Hunger in Mongolia is one of the major challenges faced by the country, as it has led to poverty. The poverty rate has declined over the last decade but still remains at over 22 percent. Approximately 20 percent of children under five years old are anemic (most due to iron deficiency), while about 13 percent of them are undernourished or suffering from other nutrition-based conditions such as skin diseases and rickets.
Hunger in Mongolia stems from the dzud, a weather phenomenon where a summer drought is followed by a harsh winter. Dzuds negatively affect the economy, especially among the herder population, which accounts for over a third of all employment in the country.

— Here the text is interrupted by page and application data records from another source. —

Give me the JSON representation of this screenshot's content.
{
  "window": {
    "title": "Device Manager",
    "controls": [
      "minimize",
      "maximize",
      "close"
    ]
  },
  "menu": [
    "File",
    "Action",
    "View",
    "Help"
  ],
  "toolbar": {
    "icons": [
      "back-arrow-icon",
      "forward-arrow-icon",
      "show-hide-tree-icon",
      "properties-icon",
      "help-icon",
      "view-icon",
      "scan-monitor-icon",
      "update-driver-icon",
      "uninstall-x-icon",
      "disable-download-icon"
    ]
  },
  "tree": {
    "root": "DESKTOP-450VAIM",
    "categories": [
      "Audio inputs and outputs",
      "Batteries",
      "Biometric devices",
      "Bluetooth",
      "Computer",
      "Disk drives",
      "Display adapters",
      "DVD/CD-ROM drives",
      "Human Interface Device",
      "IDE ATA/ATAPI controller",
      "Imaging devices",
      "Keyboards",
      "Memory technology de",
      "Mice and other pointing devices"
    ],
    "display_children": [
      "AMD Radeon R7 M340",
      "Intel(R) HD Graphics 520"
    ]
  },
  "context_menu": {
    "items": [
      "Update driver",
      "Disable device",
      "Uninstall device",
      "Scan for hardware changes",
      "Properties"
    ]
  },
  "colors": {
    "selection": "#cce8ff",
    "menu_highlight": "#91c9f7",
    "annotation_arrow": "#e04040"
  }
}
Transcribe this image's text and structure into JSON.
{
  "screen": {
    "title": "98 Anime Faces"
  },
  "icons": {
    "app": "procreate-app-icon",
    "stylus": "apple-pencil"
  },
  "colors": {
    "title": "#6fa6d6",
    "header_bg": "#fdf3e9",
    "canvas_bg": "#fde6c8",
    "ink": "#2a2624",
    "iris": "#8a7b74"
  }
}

Their livestock, which herding families rely on for food, transportation and income, often do not survive the dzud, resulting in food insecurity and malnutrition.

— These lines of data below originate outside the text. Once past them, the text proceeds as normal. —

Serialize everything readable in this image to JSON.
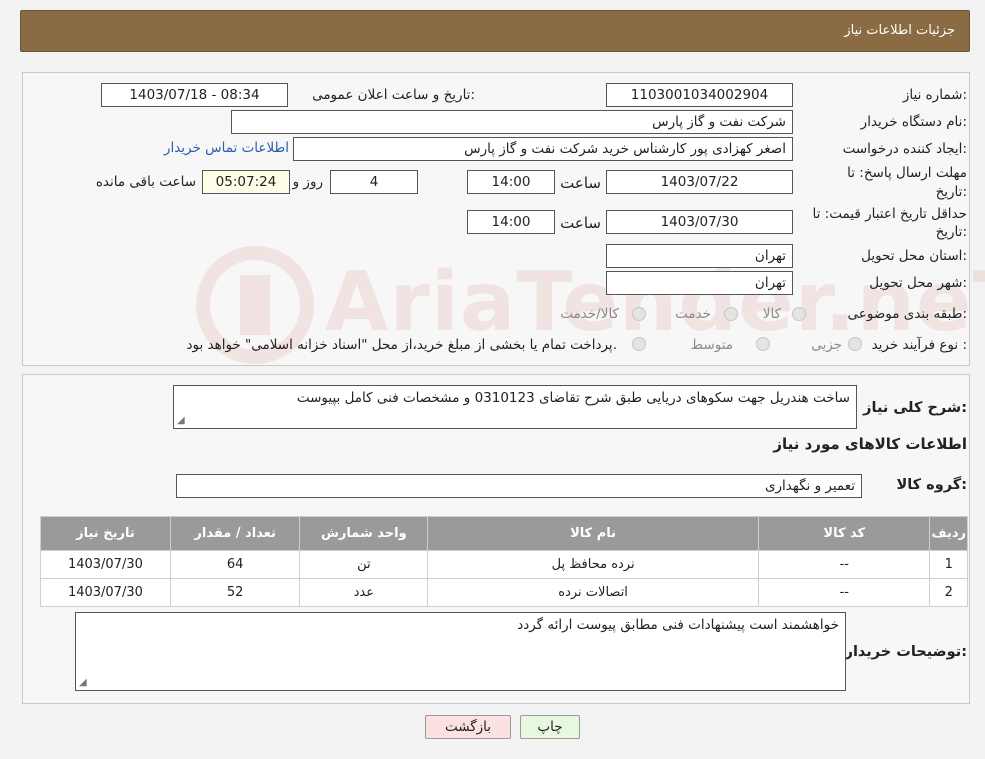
{
  "header": {
    "title": "جزئیات اطلاعات نیاز"
  },
  "watermark": {
    "text": "AriaTender.neT"
  },
  "info": {
    "need_number_label": "شماره نیاز:",
    "need_number": "1103001034002904",
    "announce_label": "تاریخ و ساعت اعلان عمومی:",
    "announce_value": "1403/07/18 - 08:34",
    "buyer_org_label": "نام دستگاه خریدار:",
    "buyer_org": "شرکت نفت و گاز پارس",
    "creator_label": "ایجاد کننده درخواست:",
    "creator": "اصغر کهزادی پور کارشناس خرید شرکت نفت و گاز پارس",
    "contact_link": "اطلاعات تماس خریدار",
    "deadline_label_1": "مهلت ارسال پاسخ: تا",
    "deadline_label_2": "تاریخ:",
    "deadline_date": "1403/07/22",
    "time_label": "ساعت",
    "deadline_time": "14:00",
    "days_value": "4",
    "days_label": "روز و",
    "remaining_value": "05:07:24",
    "remaining_label": "ساعت باقی مانده",
    "validity_label_1": "حداقل تاریخ اعتبار قیمت: تا",
    "validity_label_2": "تاریخ:",
    "validity_date": "1403/07/30",
    "validity_time_label": "ساعت",
    "validity_time": "14:00",
    "province_label": "استان محل تحویل:",
    "province": "تهران",
    "city_label": "شهر محل تحویل:",
    "city": "تهران",
    "category_label": "طبقه بندی موضوعی:",
    "category_options": [
      "کالا",
      "خدمت",
      "کالا/خدمت"
    ],
    "process_label": "نوع فرآیند خرید :",
    "process_options": [
      "جزیی",
      "متوسط"
    ],
    "process_note": "پرداخت تمام یا بخشی از مبلغ خرید،از محل \"اسناد خزانه اسلامی\" خواهد بود."
  },
  "details": {
    "summary_label": "شرح کلی نیاز:",
    "summary": "ساخت هندریل جهت سکوهای دریایی  طبق شرح  تقاضای 0310123 و مشخصات فنی کامل بپیوست",
    "goods_title": "اطلاعات کالاهای مورد نیاز",
    "group_label": "گروه کالا:",
    "group_value": "تعمیر و نگهداری",
    "table": {
      "headers": [
        "ردیف",
        "کد کالا",
        "نام کالا",
        "واحد شمارش",
        "تعداد / مقدار",
        "تاریخ نیاز"
      ],
      "rows": [
        [
          "1",
          "--",
          "نرده محافظ پل",
          "تن",
          "64",
          "1403/07/30"
        ],
        [
          "2",
          "--",
          "اتصالات نرده",
          "عدد",
          "52",
          "1403/07/30"
        ]
      ]
    },
    "buyer_notes_label": "توضیحات خریدار:",
    "buyer_notes": "خواهشمند است پیشنهادات فنی مطابق پیوست ارائه گردد"
  },
  "buttons": {
    "print": "چاپ",
    "back": "بازگشت"
  },
  "colors": {
    "header_bg": "#8b6b43",
    "table_header_bg": "#9a9a9a",
    "print_bg": "#e8f8e0",
    "back_bg": "#fbe1e1"
  }
}
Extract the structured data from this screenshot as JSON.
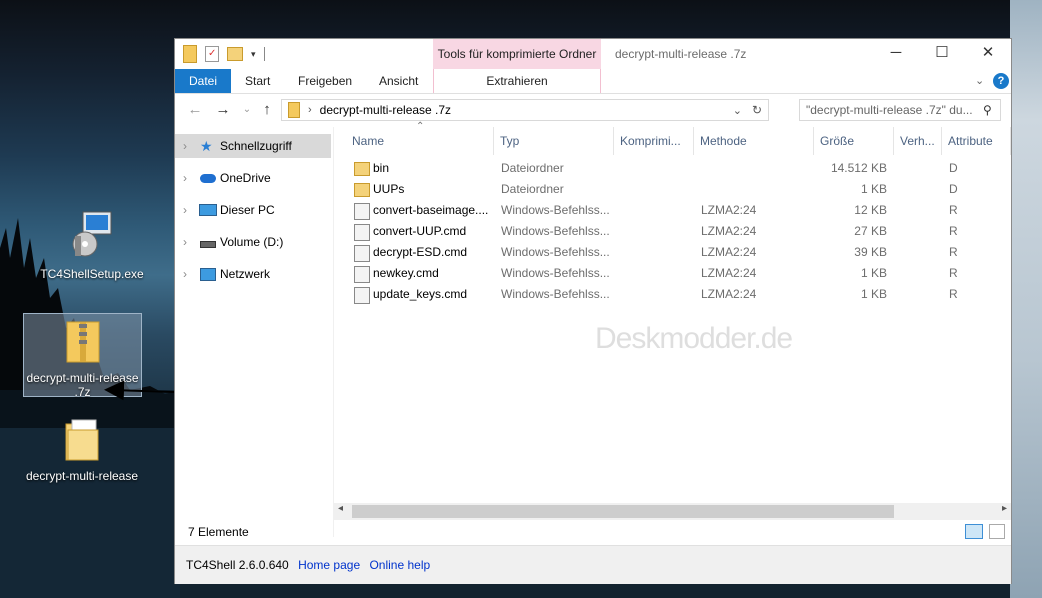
{
  "desktop": {
    "icons": [
      {
        "label": "TC4ShellSetup.exe"
      },
      {
        "label": "decrypt-multi-release .7z"
      },
      {
        "label": "decrypt-multi-release"
      }
    ]
  },
  "window": {
    "context_tab_group": "Tools für komprimierte Ordner",
    "title": "decrypt-multi-release .7z",
    "ribbon_tabs": [
      "Datei",
      "Start",
      "Freigeben",
      "Ansicht",
      "Extrahieren"
    ],
    "address": {
      "path": "decrypt-multi-release .7z"
    },
    "search": {
      "placeholder": "\"decrypt-multi-release .7z\" du..."
    },
    "nav_pane": [
      {
        "label": "Schnellzugriff",
        "icon": "star-icon",
        "selected": true
      },
      {
        "label": "OneDrive",
        "icon": "cloud-icon"
      },
      {
        "label": "Dieser PC",
        "icon": "computer-icon"
      },
      {
        "label": "Volume (D:)",
        "icon": "drive-icon"
      },
      {
        "label": "Netzwerk",
        "icon": "network-icon"
      }
    ],
    "columns": [
      "Name",
      "Typ",
      "Komprimi...",
      "Methode",
      "Größe",
      "Verh...",
      "Attribute"
    ],
    "files": [
      {
        "name": "bin",
        "type": "Dateiordner",
        "compressed": "",
        "method": "",
        "size": "14.512 KB",
        "attr": "D",
        "icon": "folder-icon"
      },
      {
        "name": "UUPs",
        "type": "Dateiordner",
        "compressed": "",
        "method": "",
        "size": "1 KB",
        "attr": "D",
        "icon": "folder-icon"
      },
      {
        "name": "convert-baseimage....",
        "type": "Windows-Befehlss...",
        "compressed": "",
        "method": "LZMA2:24",
        "size": "12 KB",
        "attr": "R",
        "icon": "cmd-file-icon"
      },
      {
        "name": "convert-UUP.cmd",
        "type": "Windows-Befehlss...",
        "compressed": "",
        "method": "LZMA2:24",
        "size": "27 KB",
        "attr": "R",
        "icon": "cmd-file-icon"
      },
      {
        "name": "decrypt-ESD.cmd",
        "type": "Windows-Befehlss...",
        "compressed": "",
        "method": "LZMA2:24",
        "size": "39 KB",
        "attr": "R",
        "icon": "cmd-file-icon"
      },
      {
        "name": "newkey.cmd",
        "type": "Windows-Befehlss...",
        "compressed": "",
        "method": "LZMA2:24",
        "size": "1 KB",
        "attr": "R",
        "icon": "cmd-file-icon"
      },
      {
        "name": "update_keys.cmd",
        "type": "Windows-Befehlss...",
        "compressed": "",
        "method": "LZMA2:24",
        "size": "1 KB",
        "attr": "R",
        "icon": "cmd-file-icon"
      }
    ],
    "status": "7 Elemente",
    "footer": {
      "version": "TC4Shell 2.6.0.640",
      "home_link": "Home page",
      "help_link": "Online help"
    },
    "watermark": "Deskmodder.de"
  }
}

According to the secretary-general of the Mongolian Red Cross, Nordov Bolormaa, over 150,000 Mongolians across 17 of 21 provinces were affected by this February’s dzud. The Mongolian government discovered that over 40,000 animals had died by early February. Over a million livestock died in the winter of 2015-2016, and the dzud of 2009-2010, one of the worst recorded, saw over nine million animal deaths.
Several organizations are working to address both the short-term and long-term effects of hunger in Mongolia. The Red Cross placed an emergency appeal for over $835,000 to help over 25,000 people in Mongolia who are vulnerable to the effects of the dzud. The Asian Development Bank approved a grant to address child malnutrition, planning to work directly with families in Mongolia to educate them about the causes of malnutrition and ways to prevent it. These programs are vital to helping Mongolians better endure the dzud and establish a solid foundation to reduce hunger and malnutrition.
– Jalil Perry